Saturday, January 17, 2009

Making More Mittens!

When this current cold snap courtesy of an Alberta Clipper was forecast and I heard that we'd be enjoying temps close to zero, when our typical temps here in the D.C. area are usually in the mid to upper 30's to low 40's in the winter, I knew that my girls would be needing some mittens to keep their little fingers warm.

For Jordan, I found a small amount of pretty purple wool, which was enough for the cuffs, and a ball of leftover Noro Kureyon in pinks and purples for the hand. I held a strand of Baby Ull to add extra warmth and softness to the Noro, which tends to be a bit scratchy. I knit her up a pair of basic mittens and they came out cute. Here she is showing them off:

For Leila, I used some leftover Knitpicks worsted superwash Merino the Camel Heather colorway, and some random green worsted yarn to add stripes to the cuff. In my hurry to finish them in time for her to wear them to school (don't ask me why I didn't make her mittens as well) I've not yet taken a picture of her gloves, so I'll add one later.

Now I'm working on a pair of mittens using Norah Gaughn's Target Wave Mittens pattern that was included as a book excerpt in the Fall 2006 issue of Interweave Knits. I'm using Lemongrass Heather Swish Superwash from Knitpicks, and some chocolate brown Lion Brand worsted weight wool.

I have enough of the Noro left over to make another pair of these mittens, so I'll cast on for them when I'm done with the second mitten. These will both be donated along with some scarves and hats that I have made to a homeless shelter.

Thursday, January 15, 2009

Saturday Knitting Club

This past Saturday afternoon was the first meeting of the Saturday knitting group at the Eastern Market branch of the library. We began because the librarian is a knitter, and one afternoon a few weeks back a knitter friend of mine and I ran into each other in Eastern Market and decided to go sit and knit at the library while we waited until it was time to pick our girls up from school. The librarian brought her knitting and came over and sat with us and we cooked up the idea to have a regular group on Saturday afternoons.

Today when I arrived there was already a mom there with her daughter knitting a scarf for her doll, and an older woman working on an afghan square. Jordan was still trying to get the hang of the knit stitch, and Leila was browsing through the 'One Skein Wonders' book trying to decide what to knit. She settled on a ruffled scarf and went to work. I was working on a "Sweet Mary Jane' lacy bed jacket using lace weight yarn and size 6 circular needles. When the ladies saw me knitting and noticed that I was using the continental style or method of forming the stitches, they asked me to do an impromptu continental knitting lesson.

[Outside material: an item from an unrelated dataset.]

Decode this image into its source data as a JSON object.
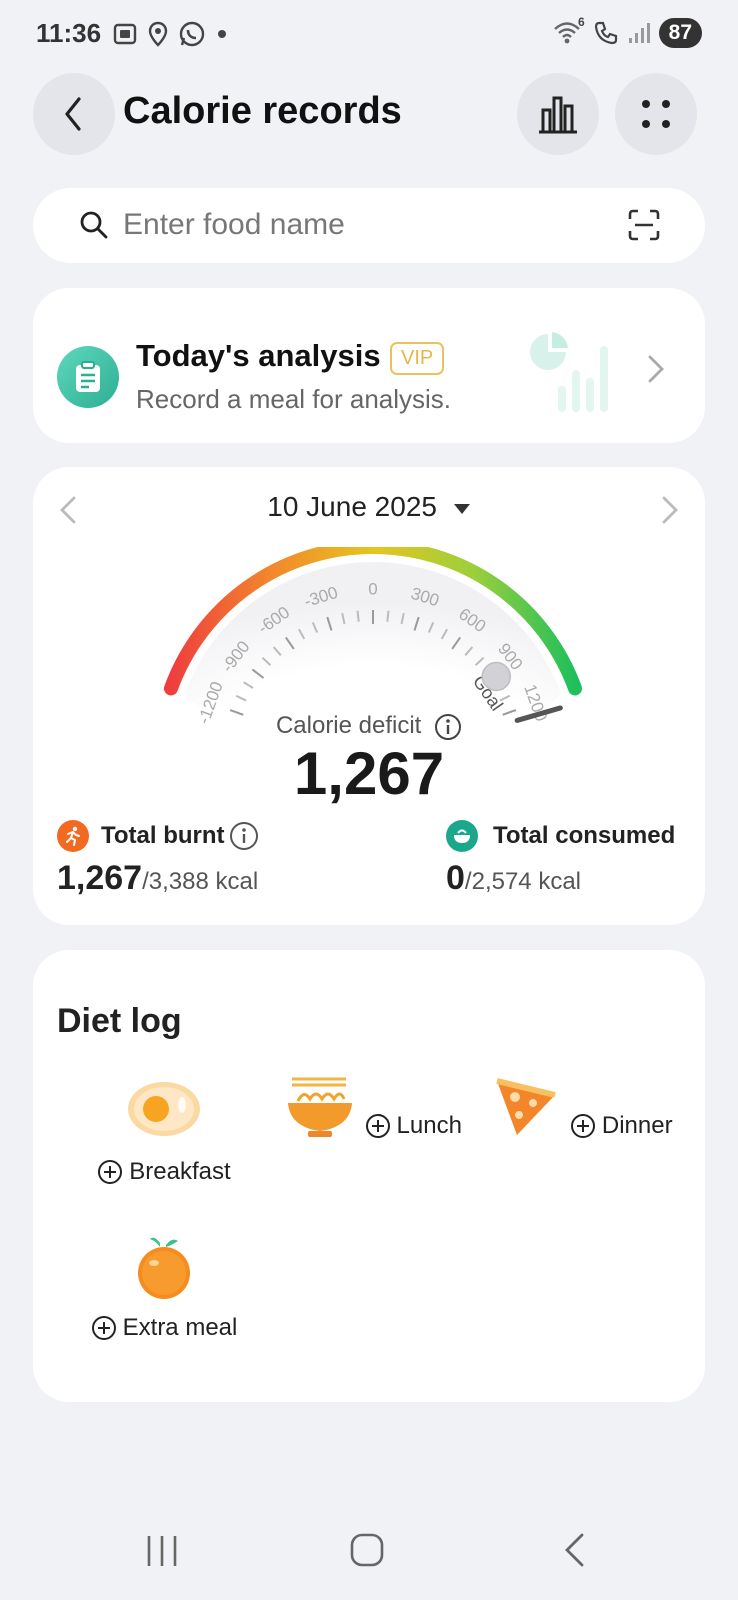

One of the reasons that I sort of drifted away from the knitting groups that I used attend regularly, is because I usually ended up teaching for most of the time and I did not get to work on my project. I like attending knitting groups for the fellowship of gathering together with other who share my love of knitting. But when I end up in essence becoming the teacher--fixing people's mistakes, teaching new techniques, answering questions it begins to feel too much like work. Even as I write this it sound whiney because I really love teaching. If it were a structured class and I had the intention of teaching, then of course it would not bother me at all.

We had a lovely time knitting and laughing and chatting inside while the cold rain and wind blew outside. We all talked about our plans for inauguration weekend--a time that will change all of our lives here in D.C. and around the country. We mostly agreed that we were both nervous and excited about what was going to happen. I'm thinking that change is definitely coming to D.C. and I can't wait to see it.